to proclaim liberty to captives
and to the blind new sight,
to set the downtrodden free,
to proclaim the Lord’s year of favor.”
“He then rolled up the scroll, gave it back to
the assistant and sat down. And all eyes in the synagogue were fixed on him.
Then he began to speak to them: This text is being fulfilled today even as you
In identifying his mission as the fulfillment
of the prophecies of Isaiah, Jesus was laying the foundations of the Messianic
Age. It was to be an age in which the worship of God manifested itself in
compassion and social justice. And it was to be non-violent. It was Isaiah who
told the people that God wanted an end to war and violence; that they were to
convert their weapons of war into implements of agriculture.
But centuries after Isaiah died, Jesus was the
only religious leader who rejected the idea of a Holy War that would usher in
the Messianic Age. He lived in a society in which it was axiomatic that one’s
enemies were sinful and evil and because they were evil they were also God’s
enemies. But Christ taught that God’s mercy and goodness were not reserved for
any one group: the world was not divided into those God favored and those who
were His enemies.
In his Sermon on the Mount, he told the people
that God’s favor and goodness was available to all. They were not to hate those
they perceived as enemies “for in this way you will be sons of your Father in
heaven, for He causes the sun to rise on bad men as well as good and his rain to
fall on honest and dishonest men alike.”
Evil was not to be overcome by violent
confrontation; darkness could only be dispelled by light; hatred by forgiveness
and compassion. And in an effort to overcome the belief that one’s enemies were
corrupt, sinful and treacherous, Jesus told the parable of the Good Samaritan.
see “Jesus & the Forgotten City: New Light on Sepphoris and the Urban

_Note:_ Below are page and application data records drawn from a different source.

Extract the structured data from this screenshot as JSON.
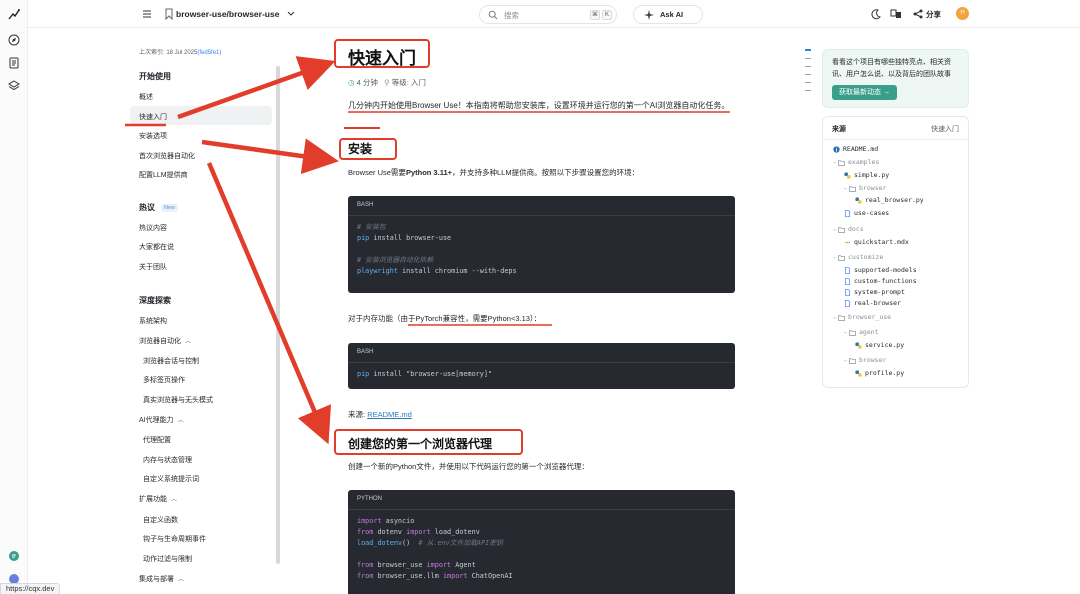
{
  "topbar": {
    "repo_title": "browser-use/browser-use",
    "search_placeholder": "搜索",
    "kbd_cmd": "⌘",
    "kbd_k": "K",
    "ask_ai_label": "Ask AI",
    "share_label": "分享",
    "avatar_initial": "H"
  },
  "sidebar": {
    "last_indexed_prefix": "上次索引: 18 Jul 2025",
    "last_indexed_hash": "(fed5fe1)",
    "sections": [
      {
        "title": "开始使用",
        "items": [
          "概述",
          "快速入门",
          "安装选项",
          "首次浏览器自动化",
          "配置LLM提供商"
        ]
      },
      {
        "title": "热议",
        "badge": "New",
        "items": [
          "热议内容",
          "大家都在说",
          "关于团队"
        ]
      },
      {
        "title": "深度探索",
        "items": [
          "系统架构",
          "浏览器自动化",
          "浏览器会话与控制",
          "多标签页操作",
          "真实浏览器与无头模式",
          "AI代理能力",
          "代理配置",
          "内存与状态管理",
          "自定义系统提示词",
          "扩展功能",
          "自定义函数",
          "钩子与生命周期事件",
          "动作过滤与限制",
          "集成与部署"
        ]
      }
    ],
    "active_item": "快速入门"
  },
  "main": {
    "title": "快速入门",
    "read_time": "4 分钟",
    "level": "等级: 入门",
    "intro": "几分钟内开始使用Browser Use！本指南将帮助您安装库，设置环境并运行您的第一个AI浏览器自动化任务。",
    "install_heading": "安装",
    "install_para_pre": "Browser Use需要",
    "install_para_bold": "Python 3.11+",
    "install_para_post": "，并支持多种LLM提供商。按照以下步骤设置您的环境：",
    "code1": {
      "lang": "BASH",
      "lines": [
        {
          "cls": "cm",
          "text": "# 安装包"
        },
        {
          "parts": [
            {
              "cls": "fn",
              "text": "pip"
            },
            {
              "cls": "st",
              "text": " install browser-use"
            }
          ]
        },
        {
          "cls": "st",
          "text": ""
        },
        {
          "cls": "cm",
          "text": "# 安装浏览器自动化依赖"
        },
        {
          "parts": [
            {
              "cls": "fn",
              "text": "playwright"
            },
            {
              "cls": "st",
              "text": " install chromium --with-deps"
            }
          ]
        }
      ]
    },
    "memory_para": "对于内存功能（由于PyTorch兼容性，需要Python<3.13）：",
    "code2": {
      "lang": "BASH",
      "lines": [
        {
          "parts": [
            {
              "cls": "fn",
              "text": "pip"
            },
            {
              "cls": "st",
              "text": " install \"browser-use[memory]\""
            }
          ]
        }
      ]
    },
    "source_label": "来源:",
    "source_link": "README.md",
    "agent_heading": "创建您的第一个浏览器代理",
    "agent_para": "创建一个新的Python文件，并使用以下代码运行您的第一个浏览器代理：",
    "code3": {
      "lang": "PYTHON",
      "lines": [
        {
          "parts": [
            {
              "cls": "kw",
              "text": "import"
            },
            {
              "cls": "st",
              "text": " asyncio"
            }
          ]
        },
        {
          "parts": [
            {
              "cls": "kw",
              "text": "from"
            },
            {
              "cls": "st",
              "text": " dotenv "
            },
            {
              "cls": "kw",
              "text": "import"
            },
            {
              "cls": "st",
              "text": " load_dotenv"
            }
          ]
        },
        {
          "parts": [
            {
              "cls": "fn",
              "text": "load_dotenv"
            },
            {
              "cls": "st",
              "text": "()  "
            },
            {
              "cls": "cm",
              "text": "# 从.env文件加载API密钥"
            }
          ]
        },
        {
          "cls": "st",
          "text": ""
        },
        {
          "parts": [
            {
              "cls": "kw",
              "text": "from"
            },
            {
              "cls": "st",
              "text": " browser_use "
            },
            {
              "cls": "kw",
              "text": "import"
            },
            {
              "cls": "st",
              "text": " Agent"
            }
          ]
        },
        {
          "parts": [
            {
              "cls": "kw",
              "text": "from"
            },
            {
              "cls": "st",
              "text": " browser_use.llm "
            },
            {
              "cls": "kw",
              "text": "import"
            },
            {
              "cls": "st",
              "text": " ChatOpenAI"
            }
          ]
        }
      ]
    }
  },
  "right": {
    "promo_text": "看看这个项目有哪些独特亮点、相关资讯、用户怎么说、以及背后的团队故事",
    "promo_button": "获取最新动态 →",
    "sources_title": "来源",
    "sources_link": "快速入门",
    "tree": [
      {
        "name": "README.md",
        "type": "info",
        "indent": 0
      },
      {
        "name": "examples",
        "type": "dir",
        "indent": 0
      },
      {
        "name": "simple.py",
        "type": "py",
        "indent": 1
      },
      {
        "name": "browser",
        "type": "dir",
        "indent": 1
      },
      {
        "name": "real_browser.py",
        "type": "py",
        "indent": 2
      },
      {
        "name": "use-cases",
        "type": "file",
        "indent": 1
      },
      {
        "name": "docs",
        "type": "dir",
        "indent": 0
      },
      {
        "name": "quickstart.mdx",
        "type": "mdx",
        "indent": 1
      },
      {
        "name": "customize",
        "type": "dir",
        "indent": 0
      },
      {
        "name": "supported-models",
        "type": "file",
        "indent": 1
      },
      {
        "name": "custom-functions",
        "type": "file",
        "indent": 1
      },
      {
        "name": "system-prompt",
        "type": "file",
        "indent": 1
      },
      {
        "name": "real-browser",
        "type": "file",
        "indent": 1
      },
      {
        "name": "browser_use",
        "type": "dir",
        "indent": 0
      },
      {
        "name": "agent",
        "type": "dir",
        "indent": 1
      },
      {
        "name": "service.py",
        "type": "py",
        "indent": 2
      },
      {
        "name": "browser",
        "type": "dir",
        "indent": 1
      },
      {
        "name": "profile.py",
        "type": "py",
        "indent": 2
      }
    ]
  },
  "status_url": "https://cqx.dev",
  "colors": {
    "annotation_red": "#e23d2a",
    "accent_teal": "#3a9f8a",
    "link_blue": "#2a7ab8"
  }
}
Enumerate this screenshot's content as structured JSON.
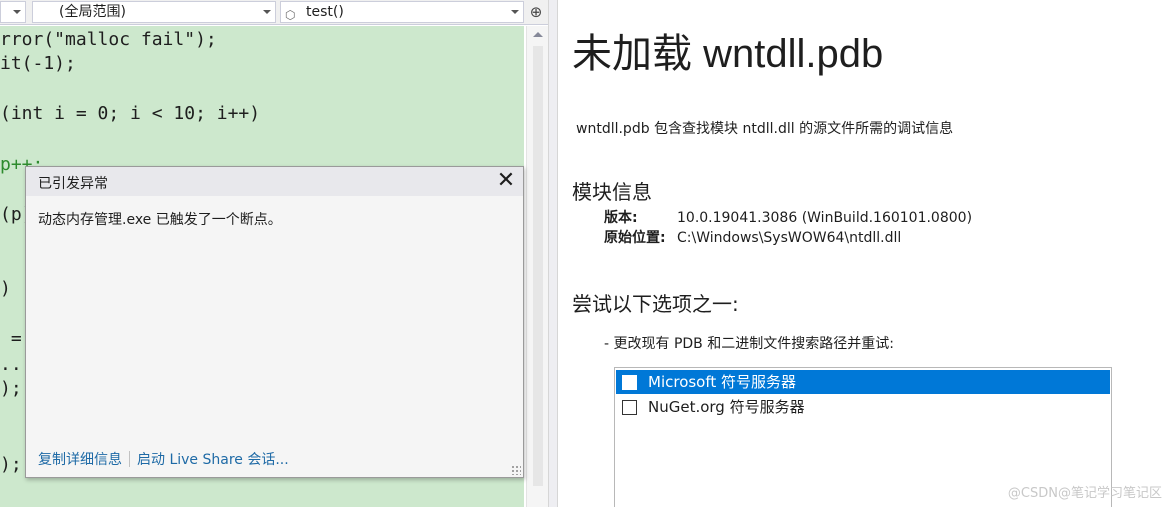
{
  "navbar": {
    "scope_label": "(全局范围)",
    "member_label": "test()"
  },
  "code_lines": [
    {
      "text": "rror(\"malloc fail\");",
      "green": false
    },
    {
      "text": "it(-1);",
      "green": false
    },
    {
      "text": "",
      "green": false
    },
    {
      "text": "(int i = 0; i < 10; i++)",
      "green": false
    },
    {
      "text": "",
      "green": false
    },
    {
      "text": "p++;",
      "green": true
    },
    {
      "text": "",
      "green": false
    },
    {
      "text": "(p)",
      "green": false
    },
    {
      "text": "",
      "green": false
    },
    {
      "text": "",
      "green": false
    },
    {
      "text": ")",
      "green": false
    },
    {
      "text": "",
      "green": false
    },
    {
      "text": " =",
      "green": false
    },
    {
      "text": "..",
      "green": false
    },
    {
      "text": ");",
      "green": false
    },
    {
      "text": "",
      "green": false
    },
    {
      "text": "",
      "green": false
    },
    {
      "text": ");",
      "green": false
    }
  ],
  "exception": {
    "title": "已引发异常",
    "close_glyph": "✕",
    "message": "动态内存管理.exe 已触发了一个断点。",
    "copy_details_link": "复制详细信息",
    "live_share_link": "启动 Live Share 会话..."
  },
  "doc": {
    "title": "未加载 wntdll.pdb",
    "description": "wntdll.pdb 包含查找模块 ntdll.dll 的源文件所需的调试信息",
    "module_section": "模块信息",
    "version_label": "版本:",
    "version_value": "10.0.19041.3086 (WinBuild.160101.0800)",
    "path_label": "原始位置:",
    "path_value": "C:\\Windows\\SysWOW64\\ntdll.dll",
    "try_section": "尝试以下选项之一:",
    "option1": "-  更改现有 PDB 和二进制文件搜索路径并重试:",
    "symbol_servers": [
      {
        "label": "Microsoft 符号服务器",
        "checked": false,
        "selected": true
      },
      {
        "label": "NuGet.org 符号服务器",
        "checked": false,
        "selected": false
      }
    ]
  },
  "watermark": "@CSDN@笔记学习笔记区",
  "colors": {
    "code_background": "#cde8cd",
    "selection": "#0078d7",
    "link": "#1e6aa6"
  }
}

World of Jesus.” Richard A. Batey, Baker Book House, Grand Rapids. 1991
Population estimates range from 1,000 to 2,000 (See BBC, NT, p. 198)
Written records extant from AD 570, attest to this fact, Ref: Batey, p. 20
 Matthew 3:14 JB
 Genesis 8:8-11 KJ
 Luke 4:1-2 JB
 Luke 4:5 NIV
 Hebrews 2:17-18 TEV
 Luke 4:18 JB
 Luke 4:19-21 JB
 Isaiah 2:4 & Micah 4:3 JB
 Matthew 5:45 JB
 Luke 10:33-37 NIV
Go on to: THE GOOD SAMARITAN
Return to: WHAT THE BIBLE REALLY SAYS